Harry F. Cashin, 20 years old, found guilty of murder in the first degree on Dec. 10 for participating in the shooting of Detective Christopher Scheuing last February in the holdup of a restaurant at 49 Lexington Avenue, was sentenced yesterday by Judge Koenig in General Sessions to die in the electric chair in the week beginning Feb. 1.

The Judge denied the demand of Cashin't new lawyer, James D. C. Murray, to set the jury's verdict aside on the ground of insufficient evidence. The defense lawyer then requested the court to set a date for argument on another motion for a new trial. The date will be set later.

Mr. Murray explained that he expects to produce new evidence to show that Cashin had no part in the hold-up, in which Detective Dominick Pape shot and killed one of the two gunmen, Albert Checcia, after Checcia had shot Detective Scheuing.


New York Times; Jul 20, 1932; pg. 18


Youth Was Convicted as Killer of Detective in Speakeasy -- Two Other Sentences Affirmed.

ALBANY, N. Y., July 19 (AP). -- The New York Court of Appeals ordered Harry Cashin from a death cell at Sing Sing today by granting him a new trial, but affirmed the death sentences of Luke O'Neil and George Harris. All were from New York.

Judge Koenig sentenced Cashin, who is 20 years old, in General Sessions on Dec. 10, after his conviction of first-degree murder in the shooting of Detective Christopher Scheuing during a hold-up in a speakeasy in lower Lexington Avenue.

O'Neil was convicted on Feb. 26 of strangling Miss Catherine Gore, a cripple, in the hallway of her home at 313 East Seventy-seventh Street on Sept. 13, 1925. He was captured after six years.

Harris was found guilty of the murder of Patrolman Patrick Mitchell of the West 152d Street station on June 20, 1930, while fleeing from the scene of a hold-up at Amsterdam Avenue and 126th Street.

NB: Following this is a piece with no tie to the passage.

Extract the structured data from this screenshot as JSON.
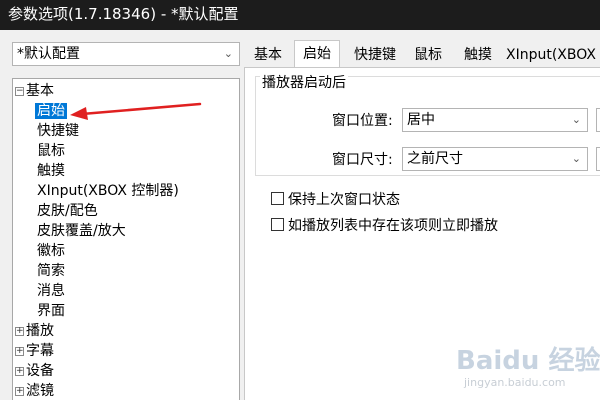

New York Times; Mar 31, 1933; pg. 9

Cashin, Who Spent 7 Months in Death House, Freed by Court.

Harry F. Cashin, 21 years old, who spent seven months in the death house at Sing Sing under sentence to die in the electric chair for the murder of Detective. Christopher W. Scheuing in a speakeasy hold-up at 49 Lexington Avenue in February, 1931, was discharged yesterday by Judge Donnellan in General Sessions. Cashin was removed from the death house to the Tombs last July, when his conviction was reversed by the Court of Appeals for want of sufficient evidence and a new trial ordered.

Gladys Clayton, a dancer, had identified Cashin as the man who shot Scheuing at the same time that Scheuing's partner, Detective Dominick Pape, shot and killed Albert Checcia as one of the robbers. Cashin was arrested several days after the hold-up.

John F. Joyce, Assistant District Attorney, told Judge Donnellan yesterday the State had no further evidence.